But being older really helps frame many of these movies better. Hunchback becomes less and less about the weird diegetic gargoyle singing and more about a struggle between the sacred and the profane. In Hunchback I see a man struggle between his faith, his desires and his position of power. I see a character with the purest of hearts but unfortunately cursed with a face that the rest of the world finds detestable. I find comfort in music that is wonderful and Latin verses that I had to sing and chant in mass with my family. I see Paris in a way that many young kids have never seen before. I see imagery that to anyone who has read another book would instantly be impressed with. I see so many other things than just a really strange joke that tried to insinuate a gargoyle is attracted to a goat.

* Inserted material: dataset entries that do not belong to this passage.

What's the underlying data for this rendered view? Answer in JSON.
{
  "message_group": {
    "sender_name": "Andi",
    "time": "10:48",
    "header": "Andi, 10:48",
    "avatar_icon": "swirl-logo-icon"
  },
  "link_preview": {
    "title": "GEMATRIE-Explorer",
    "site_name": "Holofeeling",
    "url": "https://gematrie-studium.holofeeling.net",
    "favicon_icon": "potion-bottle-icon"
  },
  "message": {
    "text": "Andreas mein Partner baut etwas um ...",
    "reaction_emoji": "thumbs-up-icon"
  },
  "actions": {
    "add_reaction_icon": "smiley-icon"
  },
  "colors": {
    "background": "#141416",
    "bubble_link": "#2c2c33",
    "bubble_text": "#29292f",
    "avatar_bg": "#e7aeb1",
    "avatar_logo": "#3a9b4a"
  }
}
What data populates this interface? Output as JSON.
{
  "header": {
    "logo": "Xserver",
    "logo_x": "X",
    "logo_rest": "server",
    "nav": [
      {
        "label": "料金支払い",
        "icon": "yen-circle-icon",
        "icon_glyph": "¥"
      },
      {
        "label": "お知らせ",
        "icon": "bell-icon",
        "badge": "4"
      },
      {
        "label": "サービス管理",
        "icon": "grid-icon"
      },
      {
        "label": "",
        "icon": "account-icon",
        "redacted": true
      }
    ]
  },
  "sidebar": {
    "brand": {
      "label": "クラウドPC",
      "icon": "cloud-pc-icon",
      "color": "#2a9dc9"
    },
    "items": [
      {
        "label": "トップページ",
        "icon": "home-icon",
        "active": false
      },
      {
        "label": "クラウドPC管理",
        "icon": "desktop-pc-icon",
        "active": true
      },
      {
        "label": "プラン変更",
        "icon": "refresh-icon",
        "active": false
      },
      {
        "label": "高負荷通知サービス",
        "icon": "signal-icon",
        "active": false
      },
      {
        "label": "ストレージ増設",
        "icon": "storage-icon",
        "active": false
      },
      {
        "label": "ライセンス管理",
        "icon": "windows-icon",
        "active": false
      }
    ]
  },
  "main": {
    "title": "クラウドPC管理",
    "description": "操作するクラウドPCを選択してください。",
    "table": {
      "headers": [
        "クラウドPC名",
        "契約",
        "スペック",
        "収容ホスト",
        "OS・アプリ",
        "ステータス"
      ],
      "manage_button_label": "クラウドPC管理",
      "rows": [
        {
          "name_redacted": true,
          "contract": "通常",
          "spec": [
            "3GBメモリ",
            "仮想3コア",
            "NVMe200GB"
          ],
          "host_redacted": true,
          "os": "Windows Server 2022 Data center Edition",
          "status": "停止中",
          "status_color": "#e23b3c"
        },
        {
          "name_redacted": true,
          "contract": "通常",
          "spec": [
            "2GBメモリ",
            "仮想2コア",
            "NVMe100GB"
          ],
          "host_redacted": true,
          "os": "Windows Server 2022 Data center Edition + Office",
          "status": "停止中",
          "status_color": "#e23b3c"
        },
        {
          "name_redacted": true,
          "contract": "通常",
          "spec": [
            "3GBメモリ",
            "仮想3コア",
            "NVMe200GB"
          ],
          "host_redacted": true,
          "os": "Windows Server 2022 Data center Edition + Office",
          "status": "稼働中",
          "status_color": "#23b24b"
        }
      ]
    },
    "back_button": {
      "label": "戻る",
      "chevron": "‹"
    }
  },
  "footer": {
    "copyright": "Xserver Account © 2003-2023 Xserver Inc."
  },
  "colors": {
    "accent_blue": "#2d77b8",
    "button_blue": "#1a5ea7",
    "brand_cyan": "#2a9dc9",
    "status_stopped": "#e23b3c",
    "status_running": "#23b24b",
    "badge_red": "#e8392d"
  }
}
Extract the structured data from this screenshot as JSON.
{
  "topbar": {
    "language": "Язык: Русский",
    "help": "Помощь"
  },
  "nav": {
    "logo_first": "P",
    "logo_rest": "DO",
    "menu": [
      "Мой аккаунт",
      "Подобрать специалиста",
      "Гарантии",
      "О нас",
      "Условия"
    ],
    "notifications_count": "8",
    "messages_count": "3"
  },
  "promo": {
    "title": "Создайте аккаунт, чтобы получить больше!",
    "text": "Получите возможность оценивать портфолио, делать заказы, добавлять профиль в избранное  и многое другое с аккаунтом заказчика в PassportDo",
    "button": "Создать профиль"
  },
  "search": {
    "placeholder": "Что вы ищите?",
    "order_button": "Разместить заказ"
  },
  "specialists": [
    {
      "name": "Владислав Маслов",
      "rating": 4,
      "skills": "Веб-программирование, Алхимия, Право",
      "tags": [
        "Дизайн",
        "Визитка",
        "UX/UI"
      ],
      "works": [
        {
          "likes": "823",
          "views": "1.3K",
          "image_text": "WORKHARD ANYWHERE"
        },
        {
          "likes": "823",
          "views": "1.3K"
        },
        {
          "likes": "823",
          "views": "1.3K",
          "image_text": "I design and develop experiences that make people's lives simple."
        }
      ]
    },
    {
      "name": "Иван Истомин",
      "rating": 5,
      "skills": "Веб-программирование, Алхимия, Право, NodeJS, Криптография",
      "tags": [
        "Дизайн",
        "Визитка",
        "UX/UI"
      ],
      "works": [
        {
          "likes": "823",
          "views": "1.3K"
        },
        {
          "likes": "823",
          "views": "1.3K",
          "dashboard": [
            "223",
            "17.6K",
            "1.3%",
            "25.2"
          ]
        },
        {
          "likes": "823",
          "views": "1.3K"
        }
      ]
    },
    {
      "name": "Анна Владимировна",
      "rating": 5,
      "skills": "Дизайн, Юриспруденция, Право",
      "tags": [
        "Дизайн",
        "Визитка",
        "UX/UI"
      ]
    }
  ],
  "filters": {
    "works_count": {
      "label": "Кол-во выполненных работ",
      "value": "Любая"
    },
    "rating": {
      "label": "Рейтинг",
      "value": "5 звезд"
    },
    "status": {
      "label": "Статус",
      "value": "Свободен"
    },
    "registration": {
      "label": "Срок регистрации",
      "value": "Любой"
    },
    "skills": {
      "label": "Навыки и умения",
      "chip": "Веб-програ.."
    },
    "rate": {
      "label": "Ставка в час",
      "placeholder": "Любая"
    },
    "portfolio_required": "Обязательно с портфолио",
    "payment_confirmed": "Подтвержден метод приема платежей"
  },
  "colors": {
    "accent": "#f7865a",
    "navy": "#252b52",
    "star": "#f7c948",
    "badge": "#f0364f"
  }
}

Mulan has one of the best most jarring tonal shifts of all from the bright, very misogynistic A Girl Worth Fighting For to the literal scorched Earth and destruction left behind by the Huns. Pocahontas has plenty of strange tone shifts between loving the Earth and nature, respecting native cultures and the relative similarity and mirroring from each side of an argument or conflict to jokes about food and cute animal distractions.

So what is there to be done about tonal dissonance? I admit now, if I want to watch Hunchback I skip around a lot. I hit the list of things I want to see like the subtle tone and key shift from Heaven’s Light to Hellfire. The Court of Miracles scene is a must if I have a copy that kept that scene in. God Help the Outcast is beautifully animated and I mostly just ignore anything involving Captain Phoebus and his rushed romance with Esmeralda. If the tone problem bothers you, I can totally respect that. It irks the hell out of me, too. But I won’t deny what these movies did. I still sing these songs. My friends and I can still recite the movies. This was our childhood. This was my childhood and even if it was tonally off, that’s okay.

I’ll keep singing The Bells of Notre Dame.